_ABOUT THIS TASK:_
Give back the records below verbatim, please, but without a single image.

_Stored data entries:_
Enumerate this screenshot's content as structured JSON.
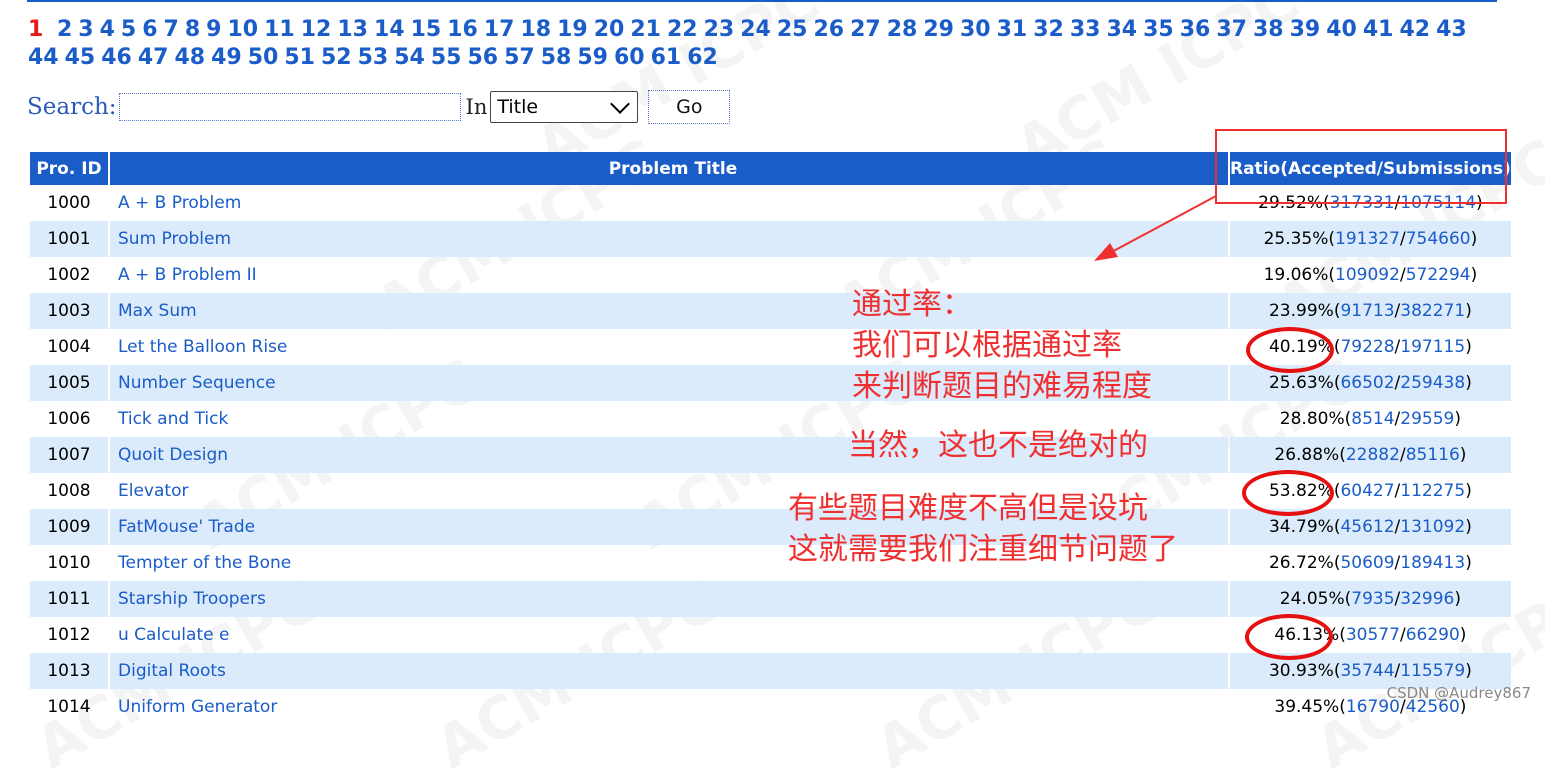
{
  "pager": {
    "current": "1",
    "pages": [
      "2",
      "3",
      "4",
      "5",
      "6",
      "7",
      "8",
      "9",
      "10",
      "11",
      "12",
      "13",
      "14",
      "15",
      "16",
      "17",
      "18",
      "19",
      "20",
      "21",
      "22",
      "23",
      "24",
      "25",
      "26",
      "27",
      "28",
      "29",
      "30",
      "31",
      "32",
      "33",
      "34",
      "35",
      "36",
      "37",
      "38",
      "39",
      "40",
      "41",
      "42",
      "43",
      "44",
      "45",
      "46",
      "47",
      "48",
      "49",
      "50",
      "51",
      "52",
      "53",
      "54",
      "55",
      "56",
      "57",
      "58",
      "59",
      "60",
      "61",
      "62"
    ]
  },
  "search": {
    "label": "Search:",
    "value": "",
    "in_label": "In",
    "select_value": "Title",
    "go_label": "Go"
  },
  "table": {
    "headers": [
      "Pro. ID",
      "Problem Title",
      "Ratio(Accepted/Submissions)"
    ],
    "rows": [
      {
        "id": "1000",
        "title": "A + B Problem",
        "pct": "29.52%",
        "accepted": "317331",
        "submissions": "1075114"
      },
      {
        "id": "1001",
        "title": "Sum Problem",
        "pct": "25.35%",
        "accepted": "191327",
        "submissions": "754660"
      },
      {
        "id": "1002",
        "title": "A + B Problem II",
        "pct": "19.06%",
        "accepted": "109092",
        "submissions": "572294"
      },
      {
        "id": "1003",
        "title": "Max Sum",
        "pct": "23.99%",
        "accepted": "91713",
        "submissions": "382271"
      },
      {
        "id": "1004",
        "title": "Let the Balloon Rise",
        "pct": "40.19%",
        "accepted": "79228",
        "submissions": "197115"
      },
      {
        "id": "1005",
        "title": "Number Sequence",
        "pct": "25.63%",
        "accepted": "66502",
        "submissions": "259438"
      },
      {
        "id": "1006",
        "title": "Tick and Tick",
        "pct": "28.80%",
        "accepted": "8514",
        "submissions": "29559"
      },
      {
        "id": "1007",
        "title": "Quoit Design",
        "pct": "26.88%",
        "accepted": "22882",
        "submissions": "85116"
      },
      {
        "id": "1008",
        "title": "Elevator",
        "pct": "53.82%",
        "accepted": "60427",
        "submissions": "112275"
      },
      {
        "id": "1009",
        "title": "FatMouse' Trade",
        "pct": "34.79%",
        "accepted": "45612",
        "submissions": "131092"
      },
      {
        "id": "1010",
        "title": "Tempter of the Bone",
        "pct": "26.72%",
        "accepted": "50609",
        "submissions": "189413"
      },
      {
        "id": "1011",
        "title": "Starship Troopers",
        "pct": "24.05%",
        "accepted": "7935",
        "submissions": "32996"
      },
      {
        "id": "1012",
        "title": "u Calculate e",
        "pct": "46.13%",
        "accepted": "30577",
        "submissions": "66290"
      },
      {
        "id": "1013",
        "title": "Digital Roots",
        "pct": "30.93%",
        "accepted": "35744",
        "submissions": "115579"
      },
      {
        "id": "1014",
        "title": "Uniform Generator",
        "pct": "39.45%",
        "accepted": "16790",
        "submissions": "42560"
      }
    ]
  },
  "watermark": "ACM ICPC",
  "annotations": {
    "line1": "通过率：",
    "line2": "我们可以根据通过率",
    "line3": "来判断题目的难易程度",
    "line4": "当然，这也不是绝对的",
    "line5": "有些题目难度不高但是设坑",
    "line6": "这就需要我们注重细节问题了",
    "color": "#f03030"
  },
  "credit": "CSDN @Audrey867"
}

_ANSWER TO THIS PROBLEM:_
Enumerate this screenshot's content as structured JSON.
{
  "pager": {
    "current": "1",
    "pages": [
      "2",
      "3",
      "4",
      "5",
      "6",
      "7",
      "8",
      "9",
      "10",
      "11",
      "12",
      "13",
      "14",
      "15",
      "16",
      "17",
      "18",
      "19",
      "20",
      "21",
      "22",
      "23",
      "24",
      "25",
      "26",
      "27",
      "28",
      "29",
      "30",
      "31",
      "32",
      "33",
      "34",
      "35",
      "36",
      "37",
      "38",
      "39",
      "40",
      "41",
      "42",
      "43",
      "44",
      "45",
      "46",
      "47",
      "48",
      "49",
      "50",
      "51",
      "52",
      "53",
      "54",
      "55",
      "56",
      "57",
      "58",
      "59",
      "60",
      "61",
      "62"
    ]
  },
  "search": {
    "label": "Search:",
    "value": "",
    "in_label": "In",
    "select_value": "Title",
    "go_label": "Go"
  },
  "table": {
    "headers": [
      "Pro. ID",
      "Problem Title",
      "Ratio(Accepted/Submissions)"
    ],
    "rows": [
      {
        "id": "1000",
        "title": "A + B Problem",
        "pct": "29.52%",
        "accepted": "317331",
        "submissions": "1075114"
      },
      {
        "id": "1001",
        "title": "Sum Problem",
        "pct": "25.35%",
        "accepted": "191327",
        "submissions": "754660"
      },
      {
        "id": "1002",
        "title": "A + B Problem II",
        "pct": "19.06%",
        "accepted": "109092",
        "submissions": "572294"
      },
      {
        "id": "1003",
        "title": "Max Sum",
        "pct": "23.99%",
        "accepted": "91713",
        "submissions": "382271"
      },
      {
        "id": "1004",
        "title": "Let the Balloon Rise",
        "pct": "40.19%",
        "accepted": "79228",
        "submissions": "197115"
      },
      {
        "id": "1005",
        "title": "Number Sequence",
        "pct": "25.63%",
        "accepted": "66502",
        "submissions": "259438"
      },
      {
        "id": "1006",
        "title": "Tick and Tick",
        "pct": "28.80%",
        "accepted": "8514",
        "submissions": "29559"
      },
      {
        "id": "1007",
        "title": "Quoit Design",
        "pct": "26.88%",
        "accepted": "22882",
        "submissions": "85116"
      },
      {
        "id": "1008",
        "title": "Elevator",
        "pct": "53.82%",
        "accepted": "60427",
        "submissions": "112275"
      },
      {
        "id": "1009",
        "title": "FatMouse' Trade",
        "pct": "34.79%",
        "accepted": "45612",
        "submissions": "131092"
      },
      {
        "id": "1010",
        "title": "Tempter of the Bone",
        "pct": "26.72%",
        "accepted": "50609",
        "submissions": "189413"
      },
      {
        "id": "1011",
        "title": "Starship Troopers",
        "pct": "24.05%",
        "accepted": "7935",
        "submissions": "32996"
      },
      {
        "id": "1012",
        "title": "u Calculate e",
        "pct": "46.13%",
        "accepted": "30577",
        "submissions": "66290"
      },
      {
        "id": "1013",
        "title": "Digital Roots",
        "pct": "30.93%",
        "accepted": "35744",
        "submissions": "115579"
      },
      {
        "id": "1014",
        "title": "Uniform Generator",
        "pct": "39.45%",
        "accepted": "16790",
        "submissions": "42560"
      }
    ]
  },
  "watermark": "ACM ICPC",
  "annotations": {
    "line1": "通过率：",
    "line2": "我们可以根据通过率",
    "line3": "来判断题目的难易程度",
    "line4": "当然，这也不是绝对的",
    "line5": "有些题目难度不高但是设坑",
    "line6": "这就需要我们注重细节问题了",
    "color": "#f03030"
  },
  "credit": "CSDN @Audrey867"
}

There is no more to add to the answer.